#### WHAT YOU NEED TO DO
Every record below must be returned word for word, with the pictures left out.

#### DATASET CONTENT
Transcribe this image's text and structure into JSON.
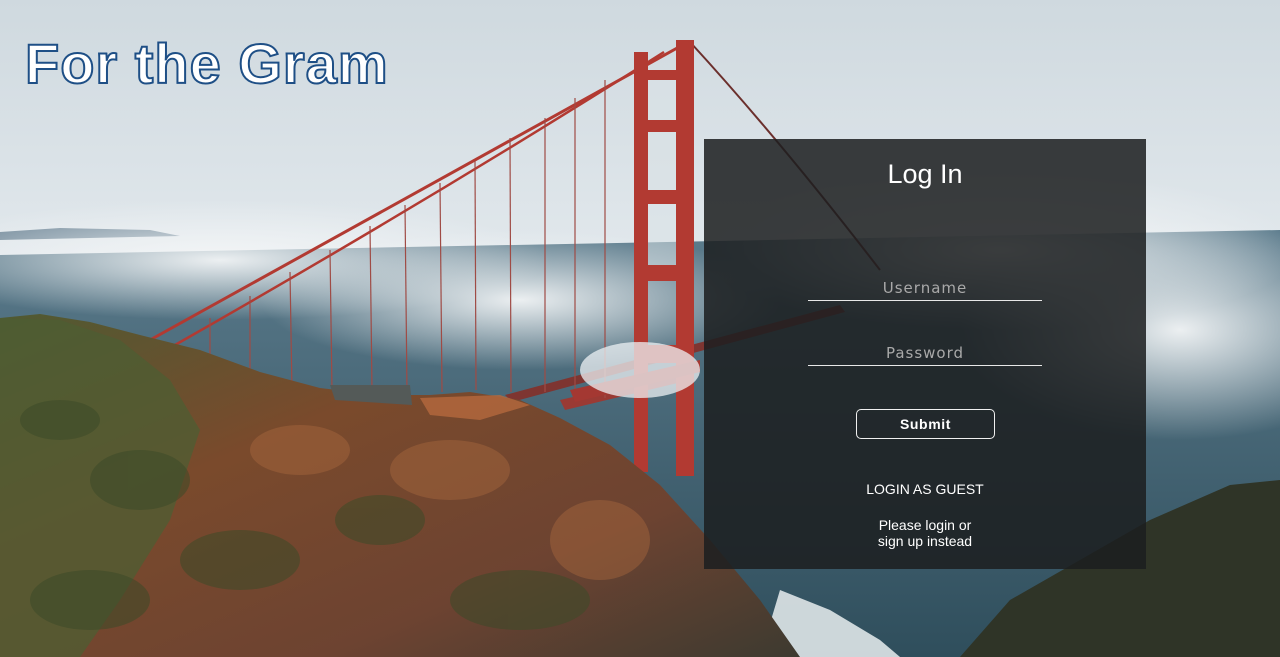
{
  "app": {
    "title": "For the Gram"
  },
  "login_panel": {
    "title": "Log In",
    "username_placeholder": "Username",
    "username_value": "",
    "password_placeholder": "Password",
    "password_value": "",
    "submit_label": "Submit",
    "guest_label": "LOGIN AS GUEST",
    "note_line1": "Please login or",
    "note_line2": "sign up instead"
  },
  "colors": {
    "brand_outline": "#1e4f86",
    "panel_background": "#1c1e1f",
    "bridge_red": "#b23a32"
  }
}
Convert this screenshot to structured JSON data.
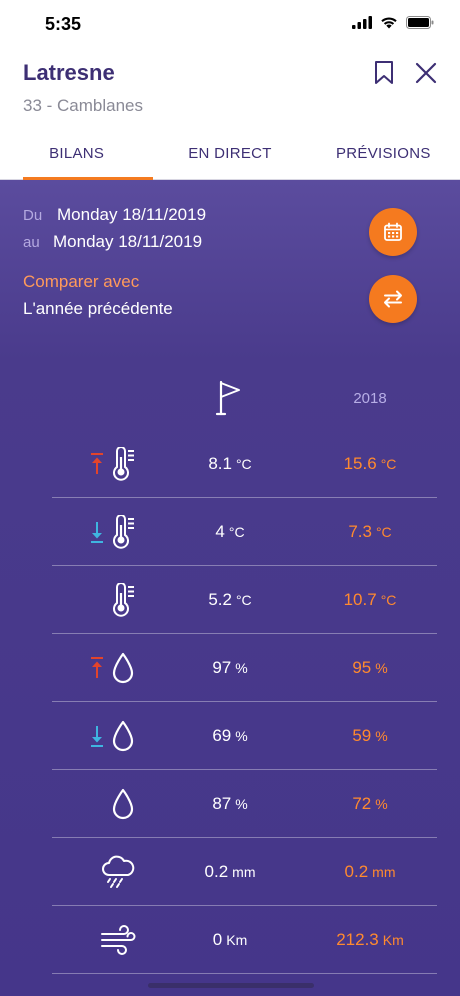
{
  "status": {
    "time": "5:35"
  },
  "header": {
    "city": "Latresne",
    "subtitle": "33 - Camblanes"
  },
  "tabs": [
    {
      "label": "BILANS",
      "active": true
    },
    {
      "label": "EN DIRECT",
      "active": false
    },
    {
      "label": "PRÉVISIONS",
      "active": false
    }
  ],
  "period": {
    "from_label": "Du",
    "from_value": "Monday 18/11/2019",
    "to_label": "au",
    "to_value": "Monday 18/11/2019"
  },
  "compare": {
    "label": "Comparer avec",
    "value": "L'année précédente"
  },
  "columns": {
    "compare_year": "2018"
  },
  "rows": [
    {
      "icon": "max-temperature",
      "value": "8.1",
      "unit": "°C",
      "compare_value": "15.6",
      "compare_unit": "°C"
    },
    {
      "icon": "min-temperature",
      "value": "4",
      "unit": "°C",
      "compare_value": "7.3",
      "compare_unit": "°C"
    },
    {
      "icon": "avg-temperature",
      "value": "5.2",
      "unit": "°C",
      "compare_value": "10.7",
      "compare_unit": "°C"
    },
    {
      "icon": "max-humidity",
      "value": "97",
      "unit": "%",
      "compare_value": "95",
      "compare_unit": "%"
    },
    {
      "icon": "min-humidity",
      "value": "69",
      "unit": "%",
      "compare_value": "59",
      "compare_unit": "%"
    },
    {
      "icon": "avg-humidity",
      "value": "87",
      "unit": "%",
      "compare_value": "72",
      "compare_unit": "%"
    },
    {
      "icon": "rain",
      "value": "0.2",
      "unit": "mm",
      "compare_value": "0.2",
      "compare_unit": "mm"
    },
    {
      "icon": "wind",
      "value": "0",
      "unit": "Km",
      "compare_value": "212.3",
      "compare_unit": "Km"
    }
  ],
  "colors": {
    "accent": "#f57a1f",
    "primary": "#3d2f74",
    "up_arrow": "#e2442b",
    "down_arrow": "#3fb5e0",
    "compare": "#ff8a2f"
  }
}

#### TASK ANSWER
Transcribe this image's text and structure into JSON.
{
  "app": {
    "title": "For the Gram"
  },
  "login_panel": {
    "title": "Log In",
    "username_placeholder": "Username",
    "username_value": "",
    "password_placeholder": "Password",
    "password_value": "",
    "submit_label": "Submit",
    "guest_label": "LOGIN AS GUEST",
    "note_line1": "Please login or",
    "note_line2": "sign up instead"
  },
  "colors": {
    "brand_outline": "#1e4f86",
    "panel_background": "#1c1e1f",
    "bridge_red": "#b23a32"
  }
}
Convert this screenshot to structured JSON data.
{
  "status": {
    "time": "5:35"
  },
  "header": {
    "city": "Latresne",
    "subtitle": "33 - Camblanes"
  },
  "tabs": [
    {
      "label": "BILANS",
      "active": true
    },
    {
      "label": "EN DIRECT",
      "active": false
    },
    {
      "label": "PRÉVISIONS",
      "active": false
    }
  ],
  "period": {
    "from_label": "Du",
    "from_value": "Monday 18/11/2019",
    "to_label": "au",
    "to_value": "Monday 18/11/2019"
  },
  "compare": {
    "label": "Comparer avec",
    "value": "L'année précédente"
  },
  "columns": {
    "compare_year": "2018"
  },
  "rows": [
    {
      "icon": "max-temperature",
      "value": "8.1",
      "unit": "°C",
      "compare_value": "15.6",
      "compare_unit": "°C"
    },
    {
      "icon": "min-temperature",
      "value": "4",
      "unit": "°C",
      "compare_value": "7.3",
      "compare_unit": "°C"
    },
    {
      "icon": "avg-temperature",
      "value": "5.2",
      "unit": "°C",
      "compare_value": "10.7",
      "compare_unit": "°C"
    },
    {
      "icon": "max-humidity",
      "value": "97",
      "unit": "%",
      "compare_value": "95",
      "compare_unit": "%"
    },
    {
      "icon": "min-humidity",
      "value": "69",
      "unit": "%",
      "compare_value": "59",
      "compare_unit": "%"
    },
    {
      "icon": "avg-humidity",
      "value": "87",
      "unit": "%",
      "compare_value": "72",
      "compare_unit": "%"
    },
    {
      "icon": "rain",
      "value": "0.2",
      "unit": "mm",
      "compare_value": "0.2",
      "compare_unit": "mm"
    },
    {
      "icon": "wind",
      "value": "0",
      "unit": "Km",
      "compare_value": "212.3",
      "compare_unit": "Km"
    }
  ],
  "colors": {
    "accent": "#f57a1f",
    "primary": "#3d2f74",
    "up_arrow": "#e2442b",
    "down_arrow": "#3fb5e0",
    "compare": "#ff8a2f"
  }
}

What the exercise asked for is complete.